It is too easy to focus on the idea as the reason for being, but an idea is really little more than a set of assumptions about a particular customer, their demands and any relative offerings from competitors in the market. It’s your job in a startup to recognize that your idea is based on assumptions, and your responsibility to be as objective as possible in testing those assumptions. Know that if you aim to prove your own assumptions right, you will inevitably find a way to do so. Be objective, and have faith that getting proven wrong could actually work out in your favor.
That’s great, but recognize that you need real customer feedback, preferably from Day 1. Real customers don’t know you from the fifth person from the left in row A, aisle 216 at a baseball game – they are strangers, but strangers that will in some way pay for your product (in dollars or time). Spend your efforts getting in front of these people, not perfecting your pitch with the people you already know and love.
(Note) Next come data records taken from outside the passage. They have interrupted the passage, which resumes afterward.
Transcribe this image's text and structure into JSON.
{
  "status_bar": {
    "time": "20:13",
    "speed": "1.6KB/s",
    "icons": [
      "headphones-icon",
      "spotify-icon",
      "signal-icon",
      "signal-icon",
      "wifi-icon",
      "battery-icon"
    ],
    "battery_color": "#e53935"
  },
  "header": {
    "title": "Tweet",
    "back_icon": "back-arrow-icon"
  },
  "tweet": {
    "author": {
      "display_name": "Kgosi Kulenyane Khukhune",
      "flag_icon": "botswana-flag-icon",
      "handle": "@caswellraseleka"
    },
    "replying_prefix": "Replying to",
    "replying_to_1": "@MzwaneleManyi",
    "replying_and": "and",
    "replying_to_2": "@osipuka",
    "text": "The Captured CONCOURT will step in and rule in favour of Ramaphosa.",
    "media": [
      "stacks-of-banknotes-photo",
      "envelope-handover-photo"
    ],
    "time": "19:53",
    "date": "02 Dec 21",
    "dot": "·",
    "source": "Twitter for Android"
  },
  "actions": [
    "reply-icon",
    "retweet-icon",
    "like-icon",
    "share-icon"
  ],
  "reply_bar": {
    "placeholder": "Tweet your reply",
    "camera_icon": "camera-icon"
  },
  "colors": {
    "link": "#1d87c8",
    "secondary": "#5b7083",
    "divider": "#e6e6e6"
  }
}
And if you don’t know how to approach customers, see my earlier post on hacks for better customer development.
Posted from Diigo. The rest of my favorite links are here.